In an exclusive interview with Jeune Afrique, President Paul Kagame of Rwanda opened up about the concerning rise of military coups across Francophone Africa. The interview, conducted by François Soudan, the Editorial Director of Jeune Afrique, was published on September 19, 2023.
Kagame was asked about the series of military coups that have struck six African countries—Mali, Burkina Faso, Guinea, Sudan, Niger, and most recently Gabon—in less than four years. Kagame responded that these events don’t happen in a vacuum but are the result of accumulating grievances over several years. He stressed that governance and security form the cornerstone of a country’s development. When mismanaged, these factors can lead to drastic political changes, such as coups.
On the issue of the African Union’s stance toward military coups, Kagame questioned the efficacy of mere condemnation. He argued that condemnation alone hasn’t prevented the occurrence of such events, suggesting that underlying causes should be addressed. Kagame also critiqued the focus on toppling civilian governments while ignoring those that manipulate constitutions to serve personal ambitions rather than their nations’ needs.
Kagame was further questioned about the rise of ‘anti-French’ sentiments in countries affected by coups, a sentiment that also existed in Rwanda post the Tutsi genocide. Kagame confirmed that there is a strong negative sentiment towards foreign interference in African politics, regardless of whether it comes from France, the United States, the United Kingdom, or Belgium.
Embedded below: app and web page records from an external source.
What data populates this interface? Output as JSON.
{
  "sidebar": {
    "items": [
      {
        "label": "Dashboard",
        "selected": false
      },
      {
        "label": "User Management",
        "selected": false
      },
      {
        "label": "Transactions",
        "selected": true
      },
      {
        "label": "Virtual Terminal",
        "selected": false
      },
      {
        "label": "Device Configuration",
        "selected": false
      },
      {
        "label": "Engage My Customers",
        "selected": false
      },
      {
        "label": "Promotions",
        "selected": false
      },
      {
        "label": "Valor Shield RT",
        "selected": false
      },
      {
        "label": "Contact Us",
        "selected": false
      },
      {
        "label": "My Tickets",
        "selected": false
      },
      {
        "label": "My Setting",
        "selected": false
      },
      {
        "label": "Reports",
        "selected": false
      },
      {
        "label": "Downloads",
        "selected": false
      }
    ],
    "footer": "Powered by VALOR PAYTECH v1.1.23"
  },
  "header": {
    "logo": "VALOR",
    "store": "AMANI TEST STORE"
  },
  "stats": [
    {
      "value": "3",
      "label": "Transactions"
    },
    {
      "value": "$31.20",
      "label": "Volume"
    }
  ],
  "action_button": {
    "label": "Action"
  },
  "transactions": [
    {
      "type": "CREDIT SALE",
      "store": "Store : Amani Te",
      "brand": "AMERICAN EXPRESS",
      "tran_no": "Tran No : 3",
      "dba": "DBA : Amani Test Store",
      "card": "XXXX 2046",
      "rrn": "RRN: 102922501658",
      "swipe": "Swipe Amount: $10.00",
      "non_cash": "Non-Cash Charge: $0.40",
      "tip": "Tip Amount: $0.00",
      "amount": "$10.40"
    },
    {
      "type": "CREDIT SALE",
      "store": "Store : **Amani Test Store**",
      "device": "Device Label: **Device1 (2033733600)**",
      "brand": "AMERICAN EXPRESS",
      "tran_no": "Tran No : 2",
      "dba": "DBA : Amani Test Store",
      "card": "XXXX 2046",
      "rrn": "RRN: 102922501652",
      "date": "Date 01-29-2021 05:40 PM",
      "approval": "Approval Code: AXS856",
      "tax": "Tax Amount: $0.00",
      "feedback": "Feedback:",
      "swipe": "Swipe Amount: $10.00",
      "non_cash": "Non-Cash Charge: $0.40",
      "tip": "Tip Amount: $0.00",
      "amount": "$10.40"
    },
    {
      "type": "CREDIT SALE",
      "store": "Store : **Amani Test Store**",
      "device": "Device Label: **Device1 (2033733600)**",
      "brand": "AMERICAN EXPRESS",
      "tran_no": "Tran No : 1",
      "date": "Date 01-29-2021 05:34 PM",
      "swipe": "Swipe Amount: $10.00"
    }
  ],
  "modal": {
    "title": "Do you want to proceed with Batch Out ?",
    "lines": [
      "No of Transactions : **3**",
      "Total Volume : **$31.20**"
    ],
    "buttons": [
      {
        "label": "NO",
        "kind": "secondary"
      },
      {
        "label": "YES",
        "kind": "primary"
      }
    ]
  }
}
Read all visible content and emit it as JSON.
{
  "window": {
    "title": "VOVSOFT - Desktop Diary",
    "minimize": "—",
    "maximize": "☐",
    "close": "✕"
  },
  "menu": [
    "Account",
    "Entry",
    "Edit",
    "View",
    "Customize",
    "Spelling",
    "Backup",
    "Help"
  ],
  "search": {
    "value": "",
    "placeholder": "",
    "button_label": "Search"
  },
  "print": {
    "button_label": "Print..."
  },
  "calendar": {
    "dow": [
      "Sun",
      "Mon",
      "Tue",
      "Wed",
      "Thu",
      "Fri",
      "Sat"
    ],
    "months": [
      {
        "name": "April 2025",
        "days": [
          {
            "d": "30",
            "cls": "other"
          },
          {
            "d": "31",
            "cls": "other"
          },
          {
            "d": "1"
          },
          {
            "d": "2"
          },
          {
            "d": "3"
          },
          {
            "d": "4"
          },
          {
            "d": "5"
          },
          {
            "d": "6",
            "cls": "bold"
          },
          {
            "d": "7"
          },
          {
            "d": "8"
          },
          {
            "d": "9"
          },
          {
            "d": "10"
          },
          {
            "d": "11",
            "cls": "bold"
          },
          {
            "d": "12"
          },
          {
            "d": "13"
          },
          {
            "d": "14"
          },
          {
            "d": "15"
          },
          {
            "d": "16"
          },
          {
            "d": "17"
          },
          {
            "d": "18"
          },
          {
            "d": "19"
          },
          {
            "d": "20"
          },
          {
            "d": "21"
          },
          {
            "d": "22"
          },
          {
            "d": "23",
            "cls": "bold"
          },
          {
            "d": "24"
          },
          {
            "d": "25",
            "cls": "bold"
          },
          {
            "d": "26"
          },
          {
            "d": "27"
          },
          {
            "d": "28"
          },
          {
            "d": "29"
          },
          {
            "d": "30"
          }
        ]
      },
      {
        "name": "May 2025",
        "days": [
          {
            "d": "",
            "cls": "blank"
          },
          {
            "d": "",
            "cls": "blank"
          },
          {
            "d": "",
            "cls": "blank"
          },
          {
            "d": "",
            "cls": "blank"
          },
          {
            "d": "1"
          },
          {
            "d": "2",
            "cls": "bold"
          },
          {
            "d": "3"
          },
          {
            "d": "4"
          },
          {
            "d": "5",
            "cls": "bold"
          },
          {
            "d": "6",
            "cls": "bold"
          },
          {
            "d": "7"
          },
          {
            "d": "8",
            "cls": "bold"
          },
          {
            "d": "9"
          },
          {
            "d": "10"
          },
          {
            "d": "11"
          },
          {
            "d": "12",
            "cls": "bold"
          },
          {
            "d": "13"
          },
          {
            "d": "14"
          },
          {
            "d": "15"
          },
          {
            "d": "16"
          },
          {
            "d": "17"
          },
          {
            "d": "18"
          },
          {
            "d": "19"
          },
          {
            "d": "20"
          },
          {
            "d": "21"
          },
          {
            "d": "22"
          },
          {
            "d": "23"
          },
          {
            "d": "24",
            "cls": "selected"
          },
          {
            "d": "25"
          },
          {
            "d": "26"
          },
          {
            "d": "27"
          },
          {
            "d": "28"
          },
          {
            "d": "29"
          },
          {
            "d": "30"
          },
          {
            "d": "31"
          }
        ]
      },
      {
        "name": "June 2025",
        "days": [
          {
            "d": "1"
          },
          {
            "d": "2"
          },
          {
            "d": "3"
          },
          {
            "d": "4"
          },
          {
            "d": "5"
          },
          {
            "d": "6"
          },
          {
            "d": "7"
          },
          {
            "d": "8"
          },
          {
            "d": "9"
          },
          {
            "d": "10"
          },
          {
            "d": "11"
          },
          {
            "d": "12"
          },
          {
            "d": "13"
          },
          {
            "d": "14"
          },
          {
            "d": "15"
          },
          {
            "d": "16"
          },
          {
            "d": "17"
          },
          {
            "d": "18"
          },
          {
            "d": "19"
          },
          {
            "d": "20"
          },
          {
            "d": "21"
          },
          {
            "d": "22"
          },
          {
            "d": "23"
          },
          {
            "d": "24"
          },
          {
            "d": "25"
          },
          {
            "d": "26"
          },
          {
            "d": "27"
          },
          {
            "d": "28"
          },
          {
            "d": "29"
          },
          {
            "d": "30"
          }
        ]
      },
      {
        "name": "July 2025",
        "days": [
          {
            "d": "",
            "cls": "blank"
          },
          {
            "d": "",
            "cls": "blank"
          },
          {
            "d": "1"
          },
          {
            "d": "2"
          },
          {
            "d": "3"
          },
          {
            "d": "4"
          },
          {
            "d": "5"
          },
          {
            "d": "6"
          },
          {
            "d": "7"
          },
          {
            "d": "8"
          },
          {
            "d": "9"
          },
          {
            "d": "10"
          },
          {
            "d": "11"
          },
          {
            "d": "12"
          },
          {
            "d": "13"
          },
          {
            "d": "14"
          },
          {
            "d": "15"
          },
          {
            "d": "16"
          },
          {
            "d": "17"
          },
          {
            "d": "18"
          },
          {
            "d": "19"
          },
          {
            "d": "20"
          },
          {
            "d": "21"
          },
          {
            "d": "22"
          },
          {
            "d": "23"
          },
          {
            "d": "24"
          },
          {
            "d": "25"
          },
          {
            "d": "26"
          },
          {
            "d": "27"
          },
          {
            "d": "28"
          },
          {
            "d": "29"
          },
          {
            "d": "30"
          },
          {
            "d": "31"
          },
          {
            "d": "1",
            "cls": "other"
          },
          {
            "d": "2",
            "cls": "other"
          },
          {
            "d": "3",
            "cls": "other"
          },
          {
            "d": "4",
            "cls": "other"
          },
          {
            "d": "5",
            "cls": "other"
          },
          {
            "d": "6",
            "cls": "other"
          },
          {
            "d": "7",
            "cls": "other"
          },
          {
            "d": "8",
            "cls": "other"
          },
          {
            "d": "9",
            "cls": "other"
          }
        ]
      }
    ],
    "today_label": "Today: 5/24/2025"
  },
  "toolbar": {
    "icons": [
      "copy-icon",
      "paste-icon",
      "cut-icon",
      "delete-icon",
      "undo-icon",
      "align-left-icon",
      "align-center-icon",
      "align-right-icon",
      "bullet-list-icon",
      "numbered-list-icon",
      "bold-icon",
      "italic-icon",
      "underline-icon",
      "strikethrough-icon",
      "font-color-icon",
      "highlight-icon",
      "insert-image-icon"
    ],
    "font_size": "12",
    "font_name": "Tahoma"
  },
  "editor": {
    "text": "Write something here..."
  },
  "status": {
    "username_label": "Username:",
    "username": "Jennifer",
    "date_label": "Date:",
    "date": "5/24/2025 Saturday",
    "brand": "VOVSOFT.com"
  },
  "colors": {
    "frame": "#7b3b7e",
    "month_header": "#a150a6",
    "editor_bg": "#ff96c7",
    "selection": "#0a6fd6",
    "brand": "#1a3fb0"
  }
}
Discussing his West African tour in April, where he met Guinea’s President Mamadi Doumbouya—who came to power through a coup in 2021—Kagame emphasized that a country isn’t defined solely by its leader. He argued that if people decide they want a change in governance, they’ll support whoever comes next. Kagame concluded by saying that African nations must take full responsibility for their failures as well as successes.